One witness of the Domachevo mass execution said, the Jews "were shot in batches by machine-gun fire. The shooting lasted for a long time. Women and children were murdered along with male Jews." There were "cries and screaming. The Jews were ordered to undress and put their clothes on a pile. They were pushed, sometimes with rifle butts, by policemen and Germans, towards the pits. After they disappeared in the direction of the pits I heard sounds of shooting—machine gun fire and then single shots...As they died they collapsed into the grave."
Jews After World War II
In the late 1940s, Stalin became increasingly paranoid and anti-Semitic. After World War II, Stalin attempted to wipe out Jewish cultural life by closing Jewish schools, theaters and publishing houses.
Solomon Mikhoels, the great Yiddish actor and theater director, was run down by a car by Stalin's secret police in January 1948, virtually extinguishing Jewish theater in the Soviet Union. Regarded as the finest Shakespearean actor of his generation in Russia, Mikhoels was fried of Lenin's, a committed Russian patriot and a committed Communist. The Bolsheviks had initially supported Jewish theater.
At the time of his death, Stalin was planning a second Great Terror against millions of Soviet citizens of Jewish descent. Orders were given to build four giant prisons in the Arctic, Siberia and Kazakhstan. The excuse for the crack down was the so-called Doctor’s plot, a conspiracy by the Kremlin doctors to murder the top Communist leaders. The doctors were of Jewish descent and were said to be carrying out orders from the United States. The whole story was a fabrication.
In January 1953, the party newspaper announced that a group of predominantly Jewish doctors had murdered high Soviet officials. Western historians speculate that the disclosure of this "doctors' plot" may have been a prelude to an intended purge directed against Georgi Malenkov, the Communist Party Secretary, Vyacheslav Molotov, the foreign minister and secret police chief Lavrenti Beria.
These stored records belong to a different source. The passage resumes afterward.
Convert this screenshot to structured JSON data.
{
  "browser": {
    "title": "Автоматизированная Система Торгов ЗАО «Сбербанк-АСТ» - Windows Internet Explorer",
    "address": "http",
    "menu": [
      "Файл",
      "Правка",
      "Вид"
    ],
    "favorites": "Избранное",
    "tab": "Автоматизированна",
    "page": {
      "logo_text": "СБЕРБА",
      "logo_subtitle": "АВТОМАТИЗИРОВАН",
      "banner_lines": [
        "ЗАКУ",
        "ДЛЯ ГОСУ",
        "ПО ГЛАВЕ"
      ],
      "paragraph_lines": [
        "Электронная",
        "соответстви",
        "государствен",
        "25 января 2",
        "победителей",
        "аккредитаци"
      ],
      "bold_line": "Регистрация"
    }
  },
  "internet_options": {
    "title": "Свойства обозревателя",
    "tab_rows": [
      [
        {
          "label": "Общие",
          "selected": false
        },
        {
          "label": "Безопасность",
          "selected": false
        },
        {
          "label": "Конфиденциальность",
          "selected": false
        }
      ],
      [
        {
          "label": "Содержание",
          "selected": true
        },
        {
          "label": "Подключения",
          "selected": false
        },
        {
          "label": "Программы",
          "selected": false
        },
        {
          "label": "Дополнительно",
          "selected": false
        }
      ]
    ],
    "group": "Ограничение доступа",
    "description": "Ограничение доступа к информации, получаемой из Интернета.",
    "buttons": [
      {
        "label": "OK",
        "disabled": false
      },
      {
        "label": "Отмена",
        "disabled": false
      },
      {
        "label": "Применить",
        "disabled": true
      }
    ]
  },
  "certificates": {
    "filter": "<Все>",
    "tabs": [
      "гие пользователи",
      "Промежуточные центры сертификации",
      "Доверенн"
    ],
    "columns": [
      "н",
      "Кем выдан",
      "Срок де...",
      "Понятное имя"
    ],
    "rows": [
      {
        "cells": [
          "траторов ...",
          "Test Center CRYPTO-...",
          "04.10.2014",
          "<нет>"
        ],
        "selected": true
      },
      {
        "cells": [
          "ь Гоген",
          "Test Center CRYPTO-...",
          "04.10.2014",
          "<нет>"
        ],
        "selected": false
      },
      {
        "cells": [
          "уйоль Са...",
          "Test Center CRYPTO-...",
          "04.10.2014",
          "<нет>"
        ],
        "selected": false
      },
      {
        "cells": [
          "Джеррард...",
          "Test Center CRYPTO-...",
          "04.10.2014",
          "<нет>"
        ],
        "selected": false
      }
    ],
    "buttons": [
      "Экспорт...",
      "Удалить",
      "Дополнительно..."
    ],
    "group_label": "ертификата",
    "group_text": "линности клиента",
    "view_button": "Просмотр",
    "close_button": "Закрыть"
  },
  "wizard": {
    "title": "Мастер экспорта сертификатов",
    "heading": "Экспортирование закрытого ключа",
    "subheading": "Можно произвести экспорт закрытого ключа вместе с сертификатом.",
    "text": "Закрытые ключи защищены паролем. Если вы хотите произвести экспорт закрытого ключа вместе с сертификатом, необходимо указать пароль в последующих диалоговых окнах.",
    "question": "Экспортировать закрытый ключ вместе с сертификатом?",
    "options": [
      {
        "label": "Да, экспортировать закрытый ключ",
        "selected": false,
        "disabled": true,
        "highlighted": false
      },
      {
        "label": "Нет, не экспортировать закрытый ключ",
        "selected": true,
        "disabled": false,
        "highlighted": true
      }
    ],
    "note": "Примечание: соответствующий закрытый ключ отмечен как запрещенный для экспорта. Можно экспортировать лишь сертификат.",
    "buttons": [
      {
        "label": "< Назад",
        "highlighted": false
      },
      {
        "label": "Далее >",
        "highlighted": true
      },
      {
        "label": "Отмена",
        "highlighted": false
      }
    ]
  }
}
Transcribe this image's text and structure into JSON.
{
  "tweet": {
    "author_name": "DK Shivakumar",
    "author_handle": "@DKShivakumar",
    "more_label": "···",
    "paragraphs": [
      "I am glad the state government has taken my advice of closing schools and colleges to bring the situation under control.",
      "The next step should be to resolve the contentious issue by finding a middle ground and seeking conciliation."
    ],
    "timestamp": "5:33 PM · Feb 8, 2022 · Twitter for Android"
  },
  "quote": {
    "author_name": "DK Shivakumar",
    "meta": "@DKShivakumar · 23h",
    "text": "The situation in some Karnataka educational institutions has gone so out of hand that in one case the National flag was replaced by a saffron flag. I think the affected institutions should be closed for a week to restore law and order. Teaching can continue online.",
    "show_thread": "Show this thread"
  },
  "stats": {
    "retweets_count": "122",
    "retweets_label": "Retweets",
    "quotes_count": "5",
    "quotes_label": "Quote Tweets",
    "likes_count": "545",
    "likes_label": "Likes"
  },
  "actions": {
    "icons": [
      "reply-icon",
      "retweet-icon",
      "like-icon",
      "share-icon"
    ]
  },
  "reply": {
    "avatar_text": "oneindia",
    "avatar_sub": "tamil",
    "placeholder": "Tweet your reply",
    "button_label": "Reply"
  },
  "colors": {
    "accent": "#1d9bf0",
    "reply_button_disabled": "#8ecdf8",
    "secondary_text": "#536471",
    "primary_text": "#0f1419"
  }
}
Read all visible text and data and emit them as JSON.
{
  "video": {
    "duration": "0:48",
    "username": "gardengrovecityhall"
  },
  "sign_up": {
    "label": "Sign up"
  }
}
When Stalin died in March 1953, under circumstances that remain unclear, his inner circle, which for years had lived in dread of their leader, secretly rejoiced. *
Text Sources: Encyclopedia of World Cultures: Russia and Eurasia, China, edited by Paul Friedrich and Norma Diamond (C.K. Hall & Company, Boston); New York Times, Washington Post, Los Angeles Times, Times of London, Lonely Planet Guides, Library of Congress, U.S. government, Compton’s Encyclopedia, The Guardian, National Geographic, Smithsonian magazine, The New Yorker, Time, Newsweek, Reuters, AP, AFP, Wall Street Journal, The Atlantic Monthly, The Economist, Foreign Policy, Wikipedia, BBC, CNN, and various books, websites and other publications.
© 2008 Jeffrey Hays
Last updated May 2016